What the exercise asks: Go through the data below and return each line where the string "Connexions" occurs.

[Page and application data records]
::::::::
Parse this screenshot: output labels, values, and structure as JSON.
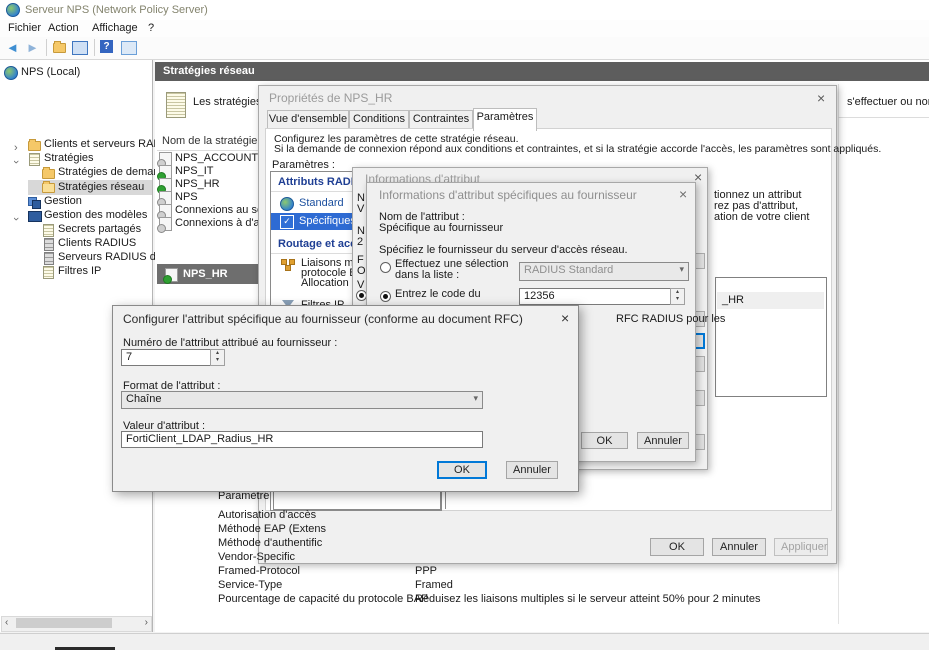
{
  "window": {
    "title": "Serveur NPS (Network Policy Server)"
  },
  "menu": {
    "items": [
      "Fichier",
      "Action",
      "Affichage",
      "?"
    ]
  },
  "tree": {
    "items": [
      {
        "label": "NPS (Local)"
      },
      {
        "label": "Clients et serveurs RADIUS"
      },
      {
        "label": "Stratégies"
      },
      {
        "label": "Stratégies de demande"
      },
      {
        "label": "Stratégies réseau"
      },
      {
        "label": "Gestion"
      },
      {
        "label": "Gestion des modèles"
      },
      {
        "label": "Secrets partagés"
      },
      {
        "label": "Clients RADIUS"
      },
      {
        "label": "Serveurs RADIUS distan"
      },
      {
        "label": "Filtres IP"
      }
    ]
  },
  "main": {
    "header": "Stratégies réseau",
    "intro_left": "Les stratégies ré",
    "intro_right": "s'effectuer ou non.",
    "list_header": "Nom de la stratégie",
    "policies": [
      {
        "name": "NPS_ACCOUNTING"
      },
      {
        "name": "NPS_IT"
      },
      {
        "name": "NPS_HR"
      },
      {
        "name": "NPS"
      },
      {
        "name": "Connexions au serveu"
      },
      {
        "name": "Connexions à d'autres"
      }
    ],
    "selected_policy": "NPS_HR",
    "details": {
      "param_header": "Paramètre",
      "rows": [
        {
          "label": "Autorisation d'accès",
          "value": ""
        },
        {
          "label": "Méthode EAP (Extens",
          "value": ""
        },
        {
          "label": "Méthode d'authentific",
          "value": ""
        },
        {
          "label": "Vendor-Specific",
          "value": ""
        },
        {
          "label": "Framed-Protocol",
          "value": "PPP"
        },
        {
          "label": "Service-Type",
          "value": "Framed"
        },
        {
          "label": "Pourcentage de capacité du protocole BAP",
          "value": "Réduisez les liaisons multiples si le serveur atteint 50% pour 2 minutes"
        }
      ]
    }
  },
  "props_dialog": {
    "title": "Propriétés de NPS_HR",
    "tabs": [
      "Vue d'ensemble",
      "Conditions",
      "Contraintes",
      "Paramètres"
    ],
    "active_tab": "Paramètres",
    "desc1": "Configurez les paramètres de cette stratégie réseau.",
    "desc2": "Si la demande de connexion répond aux conditions et contraintes, et si la stratégie accorde l'accès, les paramètres sont appliqués.",
    "params_label": "Paramètres :",
    "sections": {
      "radius": "Attributs RADIUS",
      "routing": "Routage et accès à dis"
    },
    "items": {
      "standard": "Standard",
      "vendor": "Spécifiques au fourn",
      "bap1": "Liaisons multiples et",
      "bap2": "protocole BAP (Band",
      "bap3": "Allocation Protocol)",
      "filters": "Filtres IP"
    },
    "right_fragments": [
      "tionnez un attribut",
      "rez pas d'attribut,",
      "ation de votre client"
    ],
    "list_row": "_HR",
    "buttons": {
      "ok": "OK",
      "cancel": "Annuler",
      "apply": "Appliquer"
    }
  },
  "attr_back_dialog": {
    "title": "Informations d'attribut",
    "fragments": [
      "N",
      "V",
      "N",
      "2",
      "F",
      "O",
      "V"
    ]
  },
  "vendor_dialog": {
    "title": "Informations d'attribut spécifiques au fournisseur",
    "name_label": "Nom de l'attribut :",
    "name_value": "Spécifique au fournisseur",
    "vendor_label": "Spécifiez le fournisseur du serveur d'accès réseau.",
    "radio_select_line1": "Effectuez une sélection",
    "radio_select_line2": "dans la liste :",
    "vendor_combo": "RADIUS Standard",
    "radio_code": "Entrez le code du",
    "code_value": "12356",
    "rfc_fragment": "RFC RADIUS pour les",
    "buttons": {
      "ok": "OK",
      "cancel": "Annuler"
    }
  },
  "rfc_dialog": {
    "title": "Configurer l'attribut spécifique au fournisseur (conforme au document RFC)",
    "number_label": "Numéro de l'attribut attribué au fournisseur :",
    "number_value": "7",
    "format_label": "Format de l'attribut :",
    "format_value": "Chaîne",
    "value_label": "Valeur d'attribut :",
    "attr_value": "FortiClient_LDAP_Radius_HR",
    "buttons": {
      "ok": "OK",
      "cancel": "Annuler"
    }
  },
  "colors": {
    "header_bar": "#5d5d5d",
    "selection": "#2e6bd3",
    "focus": "#0078d7"
  }
}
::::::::
Your solution:
        "name": "Connexions au serveu"
        "name": "Connexions à d'autres"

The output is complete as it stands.